→ MATERIAL SHOWN:

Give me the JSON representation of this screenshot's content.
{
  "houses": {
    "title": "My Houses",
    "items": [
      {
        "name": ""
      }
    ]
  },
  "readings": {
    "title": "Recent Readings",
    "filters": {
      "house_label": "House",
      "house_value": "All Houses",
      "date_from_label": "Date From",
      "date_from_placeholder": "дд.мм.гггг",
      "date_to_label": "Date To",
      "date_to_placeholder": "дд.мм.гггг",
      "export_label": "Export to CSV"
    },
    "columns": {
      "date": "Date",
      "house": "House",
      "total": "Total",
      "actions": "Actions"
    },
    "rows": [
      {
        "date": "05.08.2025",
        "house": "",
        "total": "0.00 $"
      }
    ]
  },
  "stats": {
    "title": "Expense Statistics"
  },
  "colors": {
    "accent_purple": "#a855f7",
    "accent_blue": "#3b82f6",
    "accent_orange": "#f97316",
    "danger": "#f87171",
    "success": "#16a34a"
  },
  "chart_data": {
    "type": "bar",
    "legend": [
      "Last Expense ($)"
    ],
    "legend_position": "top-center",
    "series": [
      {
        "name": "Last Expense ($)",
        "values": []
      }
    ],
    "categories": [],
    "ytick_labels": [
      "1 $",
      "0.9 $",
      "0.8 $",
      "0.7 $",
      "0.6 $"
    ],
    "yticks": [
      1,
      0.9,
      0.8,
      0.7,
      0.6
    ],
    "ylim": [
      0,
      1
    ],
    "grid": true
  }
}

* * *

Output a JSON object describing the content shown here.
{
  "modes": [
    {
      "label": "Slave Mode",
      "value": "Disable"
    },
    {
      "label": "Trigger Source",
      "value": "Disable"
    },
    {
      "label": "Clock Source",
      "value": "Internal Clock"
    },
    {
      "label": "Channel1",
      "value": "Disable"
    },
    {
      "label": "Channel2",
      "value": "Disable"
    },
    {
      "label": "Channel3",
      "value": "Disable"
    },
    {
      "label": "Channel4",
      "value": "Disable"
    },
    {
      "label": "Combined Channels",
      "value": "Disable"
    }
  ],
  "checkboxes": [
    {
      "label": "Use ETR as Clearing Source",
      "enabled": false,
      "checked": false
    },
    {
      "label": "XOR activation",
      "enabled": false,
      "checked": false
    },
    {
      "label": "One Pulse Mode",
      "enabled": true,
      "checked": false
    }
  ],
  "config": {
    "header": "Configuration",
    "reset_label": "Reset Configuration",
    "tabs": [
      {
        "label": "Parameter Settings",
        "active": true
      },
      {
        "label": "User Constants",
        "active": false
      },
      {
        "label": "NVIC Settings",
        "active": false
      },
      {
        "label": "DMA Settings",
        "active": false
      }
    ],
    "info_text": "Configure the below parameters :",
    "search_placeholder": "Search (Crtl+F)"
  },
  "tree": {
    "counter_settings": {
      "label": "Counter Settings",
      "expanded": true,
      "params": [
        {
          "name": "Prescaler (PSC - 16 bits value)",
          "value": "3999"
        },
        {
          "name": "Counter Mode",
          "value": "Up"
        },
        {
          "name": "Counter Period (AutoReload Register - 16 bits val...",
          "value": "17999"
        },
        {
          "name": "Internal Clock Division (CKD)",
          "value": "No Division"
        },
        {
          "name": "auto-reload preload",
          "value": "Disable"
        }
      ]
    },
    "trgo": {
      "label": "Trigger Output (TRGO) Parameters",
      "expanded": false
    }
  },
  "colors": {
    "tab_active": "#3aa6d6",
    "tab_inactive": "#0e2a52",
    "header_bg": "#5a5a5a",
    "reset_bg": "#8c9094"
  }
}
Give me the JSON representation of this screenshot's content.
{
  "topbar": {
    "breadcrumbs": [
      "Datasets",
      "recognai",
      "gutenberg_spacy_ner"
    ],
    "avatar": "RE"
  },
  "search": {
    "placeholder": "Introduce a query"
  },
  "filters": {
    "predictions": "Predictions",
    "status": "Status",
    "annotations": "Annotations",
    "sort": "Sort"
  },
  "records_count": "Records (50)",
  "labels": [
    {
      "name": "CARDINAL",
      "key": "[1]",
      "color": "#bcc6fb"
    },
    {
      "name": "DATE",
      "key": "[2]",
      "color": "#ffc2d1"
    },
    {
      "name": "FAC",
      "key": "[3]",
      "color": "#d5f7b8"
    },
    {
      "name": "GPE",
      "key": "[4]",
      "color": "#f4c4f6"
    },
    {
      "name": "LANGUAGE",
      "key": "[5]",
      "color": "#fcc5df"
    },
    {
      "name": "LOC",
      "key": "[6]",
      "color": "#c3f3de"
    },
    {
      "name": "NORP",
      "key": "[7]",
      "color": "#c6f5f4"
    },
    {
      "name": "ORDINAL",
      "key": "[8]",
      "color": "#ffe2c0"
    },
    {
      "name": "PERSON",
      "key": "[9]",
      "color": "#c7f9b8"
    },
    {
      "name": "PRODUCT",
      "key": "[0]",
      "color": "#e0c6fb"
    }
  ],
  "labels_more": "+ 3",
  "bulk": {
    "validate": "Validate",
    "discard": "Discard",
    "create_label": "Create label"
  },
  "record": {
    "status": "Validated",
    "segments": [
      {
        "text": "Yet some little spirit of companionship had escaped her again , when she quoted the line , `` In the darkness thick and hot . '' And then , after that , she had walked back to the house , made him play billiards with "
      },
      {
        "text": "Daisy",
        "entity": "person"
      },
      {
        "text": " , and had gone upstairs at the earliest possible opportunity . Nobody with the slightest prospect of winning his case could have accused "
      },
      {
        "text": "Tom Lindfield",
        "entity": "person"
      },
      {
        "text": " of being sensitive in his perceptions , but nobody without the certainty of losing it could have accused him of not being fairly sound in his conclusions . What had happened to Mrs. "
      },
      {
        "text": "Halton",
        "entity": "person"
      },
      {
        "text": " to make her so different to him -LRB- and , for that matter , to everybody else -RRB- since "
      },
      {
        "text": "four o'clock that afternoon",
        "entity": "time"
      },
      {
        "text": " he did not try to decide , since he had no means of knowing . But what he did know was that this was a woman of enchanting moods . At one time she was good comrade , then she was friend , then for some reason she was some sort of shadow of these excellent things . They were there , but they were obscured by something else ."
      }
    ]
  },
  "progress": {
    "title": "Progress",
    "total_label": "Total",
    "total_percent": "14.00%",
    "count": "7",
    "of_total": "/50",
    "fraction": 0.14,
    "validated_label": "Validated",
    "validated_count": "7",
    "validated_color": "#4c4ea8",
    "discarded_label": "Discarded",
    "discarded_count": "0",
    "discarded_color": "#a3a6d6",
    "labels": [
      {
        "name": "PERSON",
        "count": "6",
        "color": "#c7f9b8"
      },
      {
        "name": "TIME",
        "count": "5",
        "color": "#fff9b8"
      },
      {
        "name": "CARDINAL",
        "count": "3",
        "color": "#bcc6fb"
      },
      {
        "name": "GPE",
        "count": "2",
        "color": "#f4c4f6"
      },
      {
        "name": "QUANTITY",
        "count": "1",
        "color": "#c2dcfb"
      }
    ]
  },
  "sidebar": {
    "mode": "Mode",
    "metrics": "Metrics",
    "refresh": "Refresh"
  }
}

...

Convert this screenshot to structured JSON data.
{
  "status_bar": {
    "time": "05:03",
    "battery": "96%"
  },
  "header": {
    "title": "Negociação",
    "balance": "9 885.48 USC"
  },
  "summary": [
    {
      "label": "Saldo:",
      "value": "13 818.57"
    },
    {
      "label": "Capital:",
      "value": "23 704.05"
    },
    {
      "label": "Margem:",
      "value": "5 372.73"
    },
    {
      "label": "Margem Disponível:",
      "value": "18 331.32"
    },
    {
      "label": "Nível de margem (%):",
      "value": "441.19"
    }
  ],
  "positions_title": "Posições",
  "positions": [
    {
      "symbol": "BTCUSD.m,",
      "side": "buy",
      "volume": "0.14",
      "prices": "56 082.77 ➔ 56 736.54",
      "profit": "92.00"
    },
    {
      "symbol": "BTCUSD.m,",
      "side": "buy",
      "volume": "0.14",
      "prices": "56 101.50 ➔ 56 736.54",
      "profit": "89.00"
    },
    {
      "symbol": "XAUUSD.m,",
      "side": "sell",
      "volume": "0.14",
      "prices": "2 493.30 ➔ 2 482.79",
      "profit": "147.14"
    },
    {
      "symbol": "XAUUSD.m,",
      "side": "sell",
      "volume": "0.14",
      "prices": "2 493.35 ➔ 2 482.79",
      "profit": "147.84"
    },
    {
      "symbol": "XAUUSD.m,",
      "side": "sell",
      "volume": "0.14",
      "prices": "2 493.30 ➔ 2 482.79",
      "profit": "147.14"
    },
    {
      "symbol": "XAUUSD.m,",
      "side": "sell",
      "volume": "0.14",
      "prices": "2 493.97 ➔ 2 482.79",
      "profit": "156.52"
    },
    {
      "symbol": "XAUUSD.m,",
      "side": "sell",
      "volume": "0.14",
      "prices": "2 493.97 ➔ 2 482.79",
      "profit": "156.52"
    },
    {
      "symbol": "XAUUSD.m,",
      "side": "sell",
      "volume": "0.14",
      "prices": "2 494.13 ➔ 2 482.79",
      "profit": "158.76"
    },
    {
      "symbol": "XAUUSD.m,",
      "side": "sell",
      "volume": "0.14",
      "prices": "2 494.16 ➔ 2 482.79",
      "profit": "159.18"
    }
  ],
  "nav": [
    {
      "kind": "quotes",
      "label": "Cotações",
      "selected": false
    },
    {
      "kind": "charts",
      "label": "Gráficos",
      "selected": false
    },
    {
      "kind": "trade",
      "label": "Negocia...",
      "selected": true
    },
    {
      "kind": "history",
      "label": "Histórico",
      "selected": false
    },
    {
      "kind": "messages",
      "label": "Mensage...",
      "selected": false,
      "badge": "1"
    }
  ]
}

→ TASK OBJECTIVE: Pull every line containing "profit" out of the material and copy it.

→ WRITTEN RESPONSE:
      "profit": "92.00"
      "profit": "89.00"
      "profit": "147.14"
      "profit": "147.84"
      "profit": "147.14"
      "profit": "156.52"
      "profit": "156.52"
      "profit": "158.76"
      "profit": "159.18"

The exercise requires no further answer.